5 July 2002

Big arable No to modulation, survey reveals

By Charles Abel

ARABLE farmers are almost unanimous in their dislike of the modulation system, according to a recent straw-poll survey conducted by farmers weekly and farm business consultant Strutt & Parker.

Over 86% of farmers questioned said modulation was a bad thing, just 10% thinking it a good idea. Over 60% said they would prefer environmental cross-compliance instead.

"Our view back in February when Sir Donald Currys Policy Commission report came out was that modulation was a misguided approach," says Christopher Monk, Strutt & Parkers head of farming.

"This survey reinforces that view and highlights the deep-seated opposition to modulation that exists among the UKs arable farmers. We urge government to take heed of the views of farmers and introduce environmental cross-compliance on direct subsidy payments through the IACS scheme instead."

By subjecting all direct aid to environmental criteria through the IACS system, subsidies could be paid in a way the public approves of without across-the-board cuts, he says.

Over 90% of survey respondents said their businesses could not cope with the 17% cut in bottom line if modulation rose from todays 3% to the 20% proposed in the Curry Report.

Of the current schemes available for recouping modulation cash under the English Rural Development Programme, countryside stewardship and woodland grants were most popular. But many growers had not pursued any schemes, saying they were not financially viable.

"It is too complex for the returns on offer in terms of time and administration, given the benefits available," said one grower. "There is not enough money in it and I do not trust the government," added another. "Too much pain and too little gain," echoed a third.

Mr Monk condemns the view that 20% modulation is a distant threat. "Nobody thought government would stop match-funding modulation, but that is now looking more likely. So I do not think 20% is out of the question."
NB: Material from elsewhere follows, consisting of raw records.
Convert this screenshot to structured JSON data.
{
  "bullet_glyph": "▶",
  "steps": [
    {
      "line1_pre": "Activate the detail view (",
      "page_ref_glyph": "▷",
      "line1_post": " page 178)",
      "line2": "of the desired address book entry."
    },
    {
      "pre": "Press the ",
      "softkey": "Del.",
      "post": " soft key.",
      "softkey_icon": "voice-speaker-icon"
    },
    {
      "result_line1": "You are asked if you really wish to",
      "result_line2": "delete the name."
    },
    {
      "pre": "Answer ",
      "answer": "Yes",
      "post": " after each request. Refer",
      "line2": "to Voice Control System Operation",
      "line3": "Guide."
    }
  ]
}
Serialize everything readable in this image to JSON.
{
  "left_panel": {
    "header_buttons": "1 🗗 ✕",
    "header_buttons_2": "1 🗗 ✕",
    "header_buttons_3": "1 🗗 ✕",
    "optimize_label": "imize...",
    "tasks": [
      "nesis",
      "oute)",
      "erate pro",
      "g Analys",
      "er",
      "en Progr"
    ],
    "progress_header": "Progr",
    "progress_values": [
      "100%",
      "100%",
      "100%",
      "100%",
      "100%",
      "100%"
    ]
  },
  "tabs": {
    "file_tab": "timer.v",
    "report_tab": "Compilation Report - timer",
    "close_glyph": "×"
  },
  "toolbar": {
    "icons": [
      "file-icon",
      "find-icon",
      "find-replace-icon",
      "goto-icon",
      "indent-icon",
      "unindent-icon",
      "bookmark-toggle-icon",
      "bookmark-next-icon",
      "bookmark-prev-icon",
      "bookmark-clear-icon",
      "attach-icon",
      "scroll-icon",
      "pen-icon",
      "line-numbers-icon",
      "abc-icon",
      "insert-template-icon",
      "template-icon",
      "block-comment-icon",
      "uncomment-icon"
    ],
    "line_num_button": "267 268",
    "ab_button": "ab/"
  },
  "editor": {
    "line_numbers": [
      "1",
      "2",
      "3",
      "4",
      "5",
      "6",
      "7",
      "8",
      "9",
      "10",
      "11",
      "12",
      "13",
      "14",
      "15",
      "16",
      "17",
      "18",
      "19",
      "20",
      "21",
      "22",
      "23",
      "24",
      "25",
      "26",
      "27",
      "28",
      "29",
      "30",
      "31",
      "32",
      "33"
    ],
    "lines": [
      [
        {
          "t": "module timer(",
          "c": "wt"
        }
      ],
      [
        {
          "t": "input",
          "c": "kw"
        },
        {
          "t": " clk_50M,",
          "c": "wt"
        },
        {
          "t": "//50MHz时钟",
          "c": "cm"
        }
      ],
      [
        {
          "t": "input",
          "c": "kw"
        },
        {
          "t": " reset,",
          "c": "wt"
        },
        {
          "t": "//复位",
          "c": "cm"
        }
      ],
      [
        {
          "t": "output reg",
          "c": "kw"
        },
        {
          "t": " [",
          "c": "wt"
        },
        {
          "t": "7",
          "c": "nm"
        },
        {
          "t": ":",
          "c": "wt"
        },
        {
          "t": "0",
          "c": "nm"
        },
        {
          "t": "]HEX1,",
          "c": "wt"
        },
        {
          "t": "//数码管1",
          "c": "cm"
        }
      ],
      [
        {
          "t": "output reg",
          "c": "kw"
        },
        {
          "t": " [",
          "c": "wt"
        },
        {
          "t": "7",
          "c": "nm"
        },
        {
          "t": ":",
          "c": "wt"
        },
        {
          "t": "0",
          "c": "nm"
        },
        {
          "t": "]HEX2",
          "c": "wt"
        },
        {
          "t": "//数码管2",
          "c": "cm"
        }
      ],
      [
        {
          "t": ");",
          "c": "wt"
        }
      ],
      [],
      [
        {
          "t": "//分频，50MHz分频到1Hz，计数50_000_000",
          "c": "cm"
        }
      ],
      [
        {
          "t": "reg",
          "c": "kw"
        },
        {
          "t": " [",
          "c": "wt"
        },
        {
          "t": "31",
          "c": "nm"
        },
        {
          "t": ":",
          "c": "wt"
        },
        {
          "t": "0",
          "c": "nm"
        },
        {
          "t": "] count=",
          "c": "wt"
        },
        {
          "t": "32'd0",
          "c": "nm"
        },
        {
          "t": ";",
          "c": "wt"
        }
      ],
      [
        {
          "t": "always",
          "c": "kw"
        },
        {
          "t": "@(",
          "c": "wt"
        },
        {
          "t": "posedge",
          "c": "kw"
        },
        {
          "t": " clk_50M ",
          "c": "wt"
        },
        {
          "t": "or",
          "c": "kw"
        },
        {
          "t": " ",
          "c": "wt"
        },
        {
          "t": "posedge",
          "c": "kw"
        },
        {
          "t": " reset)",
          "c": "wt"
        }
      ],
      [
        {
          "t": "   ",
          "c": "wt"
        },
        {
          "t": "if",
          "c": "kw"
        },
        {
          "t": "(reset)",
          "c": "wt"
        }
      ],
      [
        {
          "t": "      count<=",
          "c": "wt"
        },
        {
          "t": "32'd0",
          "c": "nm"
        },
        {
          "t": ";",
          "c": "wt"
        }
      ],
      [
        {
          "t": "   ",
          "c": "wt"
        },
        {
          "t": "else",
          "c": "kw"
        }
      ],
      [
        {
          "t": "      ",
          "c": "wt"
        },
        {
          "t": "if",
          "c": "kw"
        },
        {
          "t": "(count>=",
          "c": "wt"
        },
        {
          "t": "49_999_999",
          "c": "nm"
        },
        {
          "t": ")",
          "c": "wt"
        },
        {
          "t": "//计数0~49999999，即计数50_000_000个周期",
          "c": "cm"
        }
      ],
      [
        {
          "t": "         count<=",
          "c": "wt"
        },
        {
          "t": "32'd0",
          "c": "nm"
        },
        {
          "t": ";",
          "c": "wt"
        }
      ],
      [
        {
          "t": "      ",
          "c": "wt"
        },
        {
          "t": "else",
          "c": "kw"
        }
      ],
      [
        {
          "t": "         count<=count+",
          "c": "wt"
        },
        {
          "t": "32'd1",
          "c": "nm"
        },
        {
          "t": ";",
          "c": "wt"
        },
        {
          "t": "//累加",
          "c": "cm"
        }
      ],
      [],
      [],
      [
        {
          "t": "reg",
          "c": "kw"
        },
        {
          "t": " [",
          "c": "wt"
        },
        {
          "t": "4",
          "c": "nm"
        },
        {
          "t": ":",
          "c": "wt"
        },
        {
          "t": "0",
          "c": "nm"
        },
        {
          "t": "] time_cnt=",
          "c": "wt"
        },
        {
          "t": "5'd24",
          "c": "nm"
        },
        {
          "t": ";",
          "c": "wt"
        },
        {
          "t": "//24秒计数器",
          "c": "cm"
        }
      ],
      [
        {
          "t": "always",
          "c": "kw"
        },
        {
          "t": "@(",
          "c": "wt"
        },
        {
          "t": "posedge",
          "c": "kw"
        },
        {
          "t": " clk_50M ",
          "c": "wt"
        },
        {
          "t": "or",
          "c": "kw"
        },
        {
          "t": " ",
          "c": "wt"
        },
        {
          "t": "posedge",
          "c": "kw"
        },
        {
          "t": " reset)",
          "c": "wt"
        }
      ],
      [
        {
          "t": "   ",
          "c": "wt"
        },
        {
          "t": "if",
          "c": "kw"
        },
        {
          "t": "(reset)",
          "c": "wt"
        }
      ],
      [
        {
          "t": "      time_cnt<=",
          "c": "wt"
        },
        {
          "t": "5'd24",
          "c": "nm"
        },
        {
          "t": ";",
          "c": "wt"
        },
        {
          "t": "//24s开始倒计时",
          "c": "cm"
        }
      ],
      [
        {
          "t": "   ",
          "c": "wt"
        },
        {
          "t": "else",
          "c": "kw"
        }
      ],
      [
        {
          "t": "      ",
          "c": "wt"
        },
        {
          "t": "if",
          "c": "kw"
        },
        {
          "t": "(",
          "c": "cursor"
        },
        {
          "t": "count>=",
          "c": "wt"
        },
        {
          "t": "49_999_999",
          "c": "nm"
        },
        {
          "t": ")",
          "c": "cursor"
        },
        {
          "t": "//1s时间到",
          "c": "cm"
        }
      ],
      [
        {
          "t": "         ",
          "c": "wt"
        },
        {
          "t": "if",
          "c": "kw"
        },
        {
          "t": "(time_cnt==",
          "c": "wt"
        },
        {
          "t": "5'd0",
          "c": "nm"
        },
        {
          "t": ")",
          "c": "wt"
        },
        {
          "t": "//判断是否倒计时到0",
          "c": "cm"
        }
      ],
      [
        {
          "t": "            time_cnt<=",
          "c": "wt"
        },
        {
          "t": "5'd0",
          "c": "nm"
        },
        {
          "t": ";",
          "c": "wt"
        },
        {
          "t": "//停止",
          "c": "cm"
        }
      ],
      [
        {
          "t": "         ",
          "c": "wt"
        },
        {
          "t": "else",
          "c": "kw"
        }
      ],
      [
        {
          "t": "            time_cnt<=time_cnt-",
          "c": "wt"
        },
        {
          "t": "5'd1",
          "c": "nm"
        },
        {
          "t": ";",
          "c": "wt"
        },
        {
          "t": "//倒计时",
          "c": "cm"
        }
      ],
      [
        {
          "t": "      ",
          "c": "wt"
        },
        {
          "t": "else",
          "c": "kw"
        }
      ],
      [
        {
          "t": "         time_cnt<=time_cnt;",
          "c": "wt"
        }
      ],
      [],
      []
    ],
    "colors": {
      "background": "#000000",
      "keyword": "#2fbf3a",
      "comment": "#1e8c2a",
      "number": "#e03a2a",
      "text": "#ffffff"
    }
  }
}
So far he has detected little enthusiasm for a shift in policy from EU or UK government officials, although several EU advisers back the cross-compliance route. A lack of understanding may be to blame, he suggests.

"I am very surprised how many people in farming and political circles do not entirely understand the present modulation system and the implications of intensifying it." &#42

MODULATION SURVEY

&#8226 86% against modulation.

&#8226 90% could not cope with 17% cut in bottom line if modulation rises to 20%.

&#8226 60% would prefer environmental cross-compliance.

&#8226 25% had not applied to recoup any money through an ERDP scheme. Reasons given included:

None appropriate for high performance arable farmers.

Stewardship unprofitable.

Do not suit tenant farmers.

"Waiting to see if a better deal is around the corner.

Stewardship requires 10 year commitment and I would like to retire in five years.

Scheme is cash negative – I have to put in more than I get out.

&#8226 86% against modulation.

&#8226 90% could not cope with 17% cut in bottom line if modulation rises to 20%.

&#8226 60% would prefer environmental cross-compliance.

&#8226 25% had not applied to recoup any money through an ERDP scheme. Reasons given included:

&#8226 None appropriate for high performance arable farmers.

&#8226 Do not suit tenant farmers.

&#8226 Scheme is cash negative – I have to put in more than I get out.